Richard Baines is Curator of Logan Botanic Garden, RBGE, a position he has held for 12 years. An experienced plantsman, he has participated in many overseas plant collecting expeditions, field research and lecture tours. He has a particular interest in Rhododendrons, Magnolias and southern hemisphere exotics and is an experienced broadcaster and author in his field.
“Using plant and tree selection in historical and designed landscapes to better adapt to climate change”
Simon is the National Specialist for Plant Conservation at the National Trust. Originally trained in environmental biology and forestry, Simon Toomer has worked as a forester, land management advisor and arboriculturalist in private, local authority and charity sectors. Simon previously worked for 15 years as Curator and Director at Westonbirt, The National Arboretum. He is Chair of PlantNetwork, a member of the Plant Conservation Committee of Plant Heritage and a profession member of the Arboricultural Association.
Dr Mark McCarthy
“Strawberries at Christmas? Variability and change in UK Climate”
Dr Mark McCarthy is science manager of the National Climate Information Centre (NCIC) at the Met Office . He provides monitoring and analysis of UK climate variability and change to help UK society better understand the challenges, risks and opportunities that result from our variable and changing climate. A physicist by training, Mark joined the Met Office in 1999 and his research interests over that time have included water vapour in the upper atmosphere, the Indian monsson, the interaction between land-use and climate, urban micro-climates, and historical climatology. He provided consultation and peer-review of the climate content for the recent RHS Gardening in a Changing Climate report.
‘Plant Choices in a Changing Climate – Conservation, Environment & Horticulture’
John Edmiston is a Director of Tropical Britain, an online plant
nursery that specialises in hardy exotics with a focus on the changing climate.
A self-confessed plantaholic, he built his first glasshouse at the age of
twelve and has been unable to stop growing plants ever since. John is a strong
believer in the part that both gardeners and nurseries can play in botanical
‘New innovations & challenges for Biological control at garden sites’
Julian is the founder of Dragonfli Ltd,
which specializes in the supply, application and development of biological
control products. He has spent the majority of his career working in the
Biological Control sector, spending over 10 years with the leading producer of
beneficial insects, Koppert Biological Systems. Here he worked closely
with growers developing integrated pest management systems before moving into
management at Koppert. Julian left Koppert to work in the mail order business
developing retail forms of biological control products that gardeners could
access before forming Dragonfli in 2009. Dragonfli provide biological control
solutions for both amateur and professional gardeners in the amenity sector.
‘Resilient trees: planning for the future’
Mark Broadmeadow is the Forestry Commission’s Principal Adviser for Climate Change in England, currently leading their woodland creation programme.

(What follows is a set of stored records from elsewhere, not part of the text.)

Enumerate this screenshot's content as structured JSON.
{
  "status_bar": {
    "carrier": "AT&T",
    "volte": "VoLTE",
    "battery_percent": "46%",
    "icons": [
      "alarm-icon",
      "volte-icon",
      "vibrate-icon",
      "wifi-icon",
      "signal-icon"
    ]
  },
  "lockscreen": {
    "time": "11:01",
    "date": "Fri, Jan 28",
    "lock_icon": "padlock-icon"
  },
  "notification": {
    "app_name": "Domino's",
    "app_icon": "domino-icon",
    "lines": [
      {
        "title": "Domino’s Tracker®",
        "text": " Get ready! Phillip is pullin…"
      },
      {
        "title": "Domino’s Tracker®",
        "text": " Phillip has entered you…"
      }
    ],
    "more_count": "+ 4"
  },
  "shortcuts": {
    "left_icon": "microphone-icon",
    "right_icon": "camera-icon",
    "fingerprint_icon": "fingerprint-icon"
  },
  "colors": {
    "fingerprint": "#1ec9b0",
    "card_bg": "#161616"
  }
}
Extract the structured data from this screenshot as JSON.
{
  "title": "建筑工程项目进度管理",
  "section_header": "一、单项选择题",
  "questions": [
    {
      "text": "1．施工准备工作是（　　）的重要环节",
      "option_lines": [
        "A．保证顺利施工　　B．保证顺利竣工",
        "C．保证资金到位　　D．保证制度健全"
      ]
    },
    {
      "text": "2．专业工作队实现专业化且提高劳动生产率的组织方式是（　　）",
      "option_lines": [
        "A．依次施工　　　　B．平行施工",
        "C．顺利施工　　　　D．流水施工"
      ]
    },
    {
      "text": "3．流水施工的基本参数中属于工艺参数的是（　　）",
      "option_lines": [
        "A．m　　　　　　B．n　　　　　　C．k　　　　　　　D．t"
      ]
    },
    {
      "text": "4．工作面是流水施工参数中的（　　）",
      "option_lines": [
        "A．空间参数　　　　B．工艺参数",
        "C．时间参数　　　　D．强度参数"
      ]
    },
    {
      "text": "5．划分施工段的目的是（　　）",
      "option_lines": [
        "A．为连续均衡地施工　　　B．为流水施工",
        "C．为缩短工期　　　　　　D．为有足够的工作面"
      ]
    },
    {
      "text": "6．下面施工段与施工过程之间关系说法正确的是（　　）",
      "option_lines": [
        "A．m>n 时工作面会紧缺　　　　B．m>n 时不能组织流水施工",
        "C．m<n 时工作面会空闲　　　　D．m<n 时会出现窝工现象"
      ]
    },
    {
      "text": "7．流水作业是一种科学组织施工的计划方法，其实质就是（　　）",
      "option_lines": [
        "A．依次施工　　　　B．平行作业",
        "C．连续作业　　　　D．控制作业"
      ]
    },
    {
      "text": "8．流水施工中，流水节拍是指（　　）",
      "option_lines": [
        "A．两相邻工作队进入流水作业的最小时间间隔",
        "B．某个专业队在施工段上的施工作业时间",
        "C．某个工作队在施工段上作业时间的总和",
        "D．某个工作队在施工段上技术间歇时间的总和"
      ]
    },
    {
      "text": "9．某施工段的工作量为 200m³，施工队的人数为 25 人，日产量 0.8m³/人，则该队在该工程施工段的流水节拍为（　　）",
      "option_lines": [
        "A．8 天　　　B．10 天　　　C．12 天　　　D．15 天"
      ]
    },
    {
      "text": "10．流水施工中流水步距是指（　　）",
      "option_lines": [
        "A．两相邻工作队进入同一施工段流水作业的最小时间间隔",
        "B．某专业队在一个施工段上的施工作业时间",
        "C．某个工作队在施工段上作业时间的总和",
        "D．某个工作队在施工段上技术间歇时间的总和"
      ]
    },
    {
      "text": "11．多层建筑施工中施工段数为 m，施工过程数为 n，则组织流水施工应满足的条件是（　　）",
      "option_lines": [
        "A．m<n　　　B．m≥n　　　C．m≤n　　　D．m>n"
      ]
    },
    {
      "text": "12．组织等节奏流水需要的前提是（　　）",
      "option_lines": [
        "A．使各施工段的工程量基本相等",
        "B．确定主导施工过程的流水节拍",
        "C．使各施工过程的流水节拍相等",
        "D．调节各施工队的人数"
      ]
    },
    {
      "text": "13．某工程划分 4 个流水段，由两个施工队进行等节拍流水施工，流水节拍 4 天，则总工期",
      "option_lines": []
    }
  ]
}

His role covers the development of policy and its application to delivery for both climate change mitigation and adaptation. Prior to transferring to Forestry Commission England in 2006, Mark led Forest Research’s Environmental Change Research Group, covering forest monitoring and climate change adaptation/ mitigation research programmes. He is a plant physiologist by training.
The conference will include four broad sessions:

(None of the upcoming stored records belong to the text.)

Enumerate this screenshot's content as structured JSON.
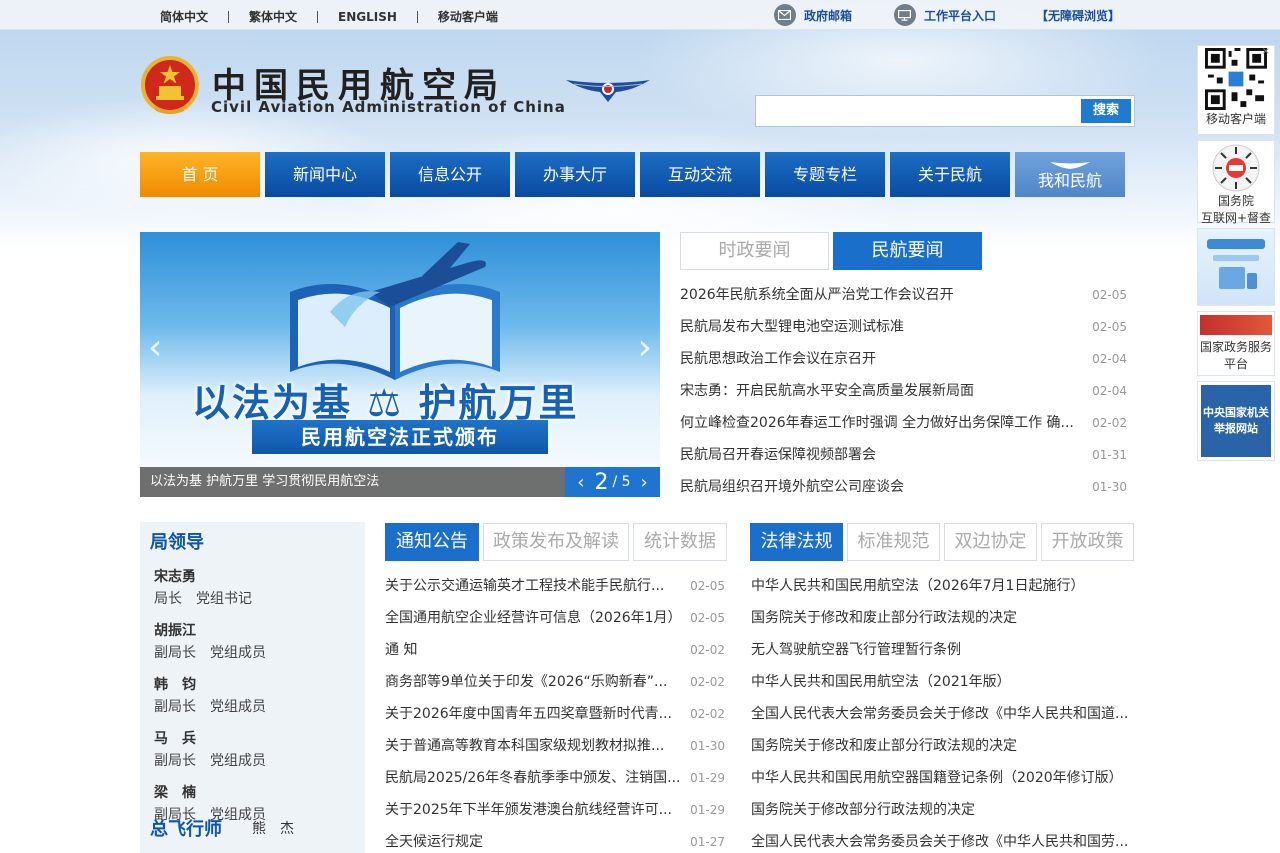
{
  "topbar": {
    "languages": [
      "简体中文",
      "繁体中文",
      "ENGLISH",
      "移动客户端"
    ],
    "gov_mail": "政府邮箱",
    "work_platform": "工作平台入口",
    "accessibility": "【无障碍浏览】"
  },
  "header": {
    "title_cn": "中国民用航空局",
    "title_en": "Civil Aviation Administration of China",
    "search_button": "搜索",
    "search_placeholder": ""
  },
  "nav": {
    "items": [
      "首 页",
      "新闻中心",
      "信息公开",
      "办事大厅",
      "互动交流",
      "专题专栏",
      "关于民航",
      "我和民航"
    ]
  },
  "side": {
    "mobile_client": "移动客户端",
    "gov_supervision_1": "国务院",
    "gov_supervision_2": "互联网+督查",
    "gov_service_1": "国家政务服务",
    "gov_service_2": "平台",
    "report_1": "中央国家机关",
    "report_2": "举报网站",
    "close": "×"
  },
  "carousel": {
    "slide_title": "以法为基 ⚖ 护航万里",
    "slide_subtitle": "民用航空法正式颁布",
    "caption": "以法为基 护航万里 学习贯彻民用航空法",
    "current": "2",
    "total": "/ 5"
  },
  "news": {
    "tabs": [
      "时政要闻",
      "民航要闻"
    ],
    "items": [
      {
        "title": "2026年民航系统全面从严治党工作会议召开",
        "date": "02-05"
      },
      {
        "title": "民航局发布大型锂电池空运测试标准",
        "date": "02-05"
      },
      {
        "title": "民航思想政治工作会议在京召开",
        "date": "02-04"
      },
      {
        "title": "宋志勇：开启民航高水平安全高质量发展新局面",
        "date": "02-04"
      },
      {
        "title": "何立峰检查2026年春运工作时强调 全力做好出务保障工作 确...",
        "date": "02-02"
      },
      {
        "title": "民航局召开春运保障视频部署会",
        "date": "01-31"
      },
      {
        "title": "民航局组织召开境外航空公司座谈会",
        "date": "01-30"
      }
    ]
  },
  "leaders": {
    "heading": "局领导",
    "people": [
      {
        "name": "宋志勇",
        "title": "局长　党组书记"
      },
      {
        "name": "胡振江",
        "title": "副局长　党组成员"
      },
      {
        "name": "韩　钧",
        "title": "副局长　党组成员"
      },
      {
        "name": "马　兵",
        "title": "副局长　党组成员"
      },
      {
        "name": "梁　楠",
        "title": "副局长　党组成员"
      }
    ],
    "pilot_label": "总飞行师",
    "pilot_name": "熊　杰"
  },
  "notices": {
    "tabs": [
      "通知公告",
      "政策发布及解读",
      "统计数据"
    ],
    "items": [
      {
        "title": "关于公示交通运输英才工程技术能手民航行...",
        "date": "02-05"
      },
      {
        "title": "全国通用航空企业经营许可信息（2026年1月）",
        "date": "02-05"
      },
      {
        "title": "通 知",
        "date": "02-02"
      },
      {
        "title": "商务部等9单位关于印发《2026“乐购新春”...",
        "date": "02-02"
      },
      {
        "title": "关于2026年度中国青年五四奖章暨新时代青...",
        "date": "02-02"
      },
      {
        "title": "关于普通高等教育本科国家级规划教材拟推...",
        "date": "01-30"
      },
      {
        "title": "民航局2025/26年冬春航季季中颁发、注销国...",
        "date": "01-29"
      },
      {
        "title": "关于2025年下半年颁发港澳台航线经营许可...",
        "date": "01-29"
      },
      {
        "title": "全天候运行规定",
        "date": "01-27"
      }
    ]
  },
  "laws": {
    "tabs": [
      "法律法规",
      "标准规范",
      "双边协定",
      "开放政策"
    ],
    "items": [
      "中华人民共和国民用航空法（2026年7月1日起施行）",
      "国务院关于修改和废止部分行政法规的决定",
      "无人驾驶航空器飞行管理暂行条例",
      "中华人民共和国民用航空法（2021年版）",
      "全国人民代表大会常务委员会关于修改《中华人民共和国道...",
      "国务院关于修改和废止部分行政法规的决定",
      "中华人民共和国民用航空器国籍登记条例（2020年修订版）",
      "国务院关于修改部分行政法规的决定",
      "全国人民代表大会常务委员会关于修改《中华人民共和国劳..."
    ]
  }
}
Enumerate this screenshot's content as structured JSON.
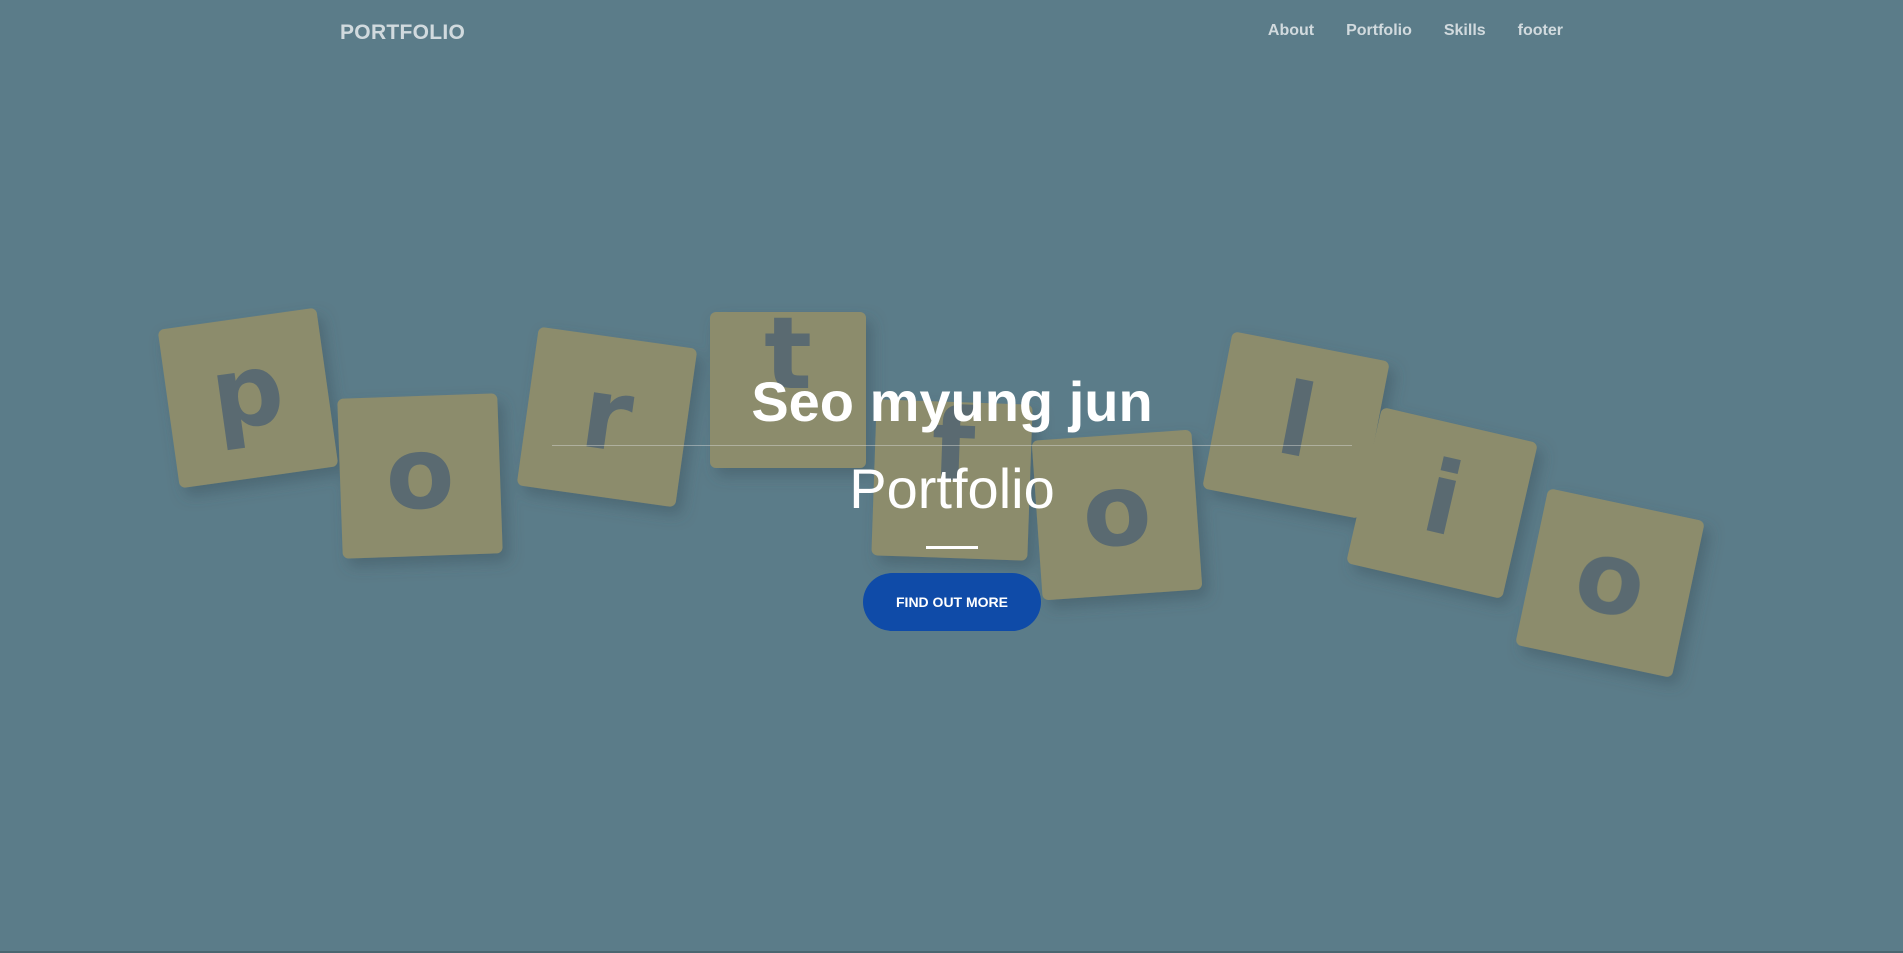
{
  "nav": {
    "brand": "PORTFOLIO",
    "links": [
      {
        "label": "About"
      },
      {
        "label": "Portfolio"
      },
      {
        "label": "Skills"
      },
      {
        "label": "footer"
      }
    ]
  },
  "hero": {
    "title": "Seo myung jun",
    "subtitle": "Portfolio",
    "cta_label": "FIND OUT MORE"
  },
  "colors": {
    "background": "#5f7f8b",
    "tile": "#9a9368",
    "cta": "#0f4ba8"
  }
}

- climate change in the UK: what do horticulturists need to know?;
- planting choices in a changing climate;
- building resilience in gardens; and,
- plant issues in a changing climate: health and management.
A programme is now available.
To find out about some of the confirmed conference speakers, please see speaker biographies.
If you are interested in speaking at the conference, please see speaker information.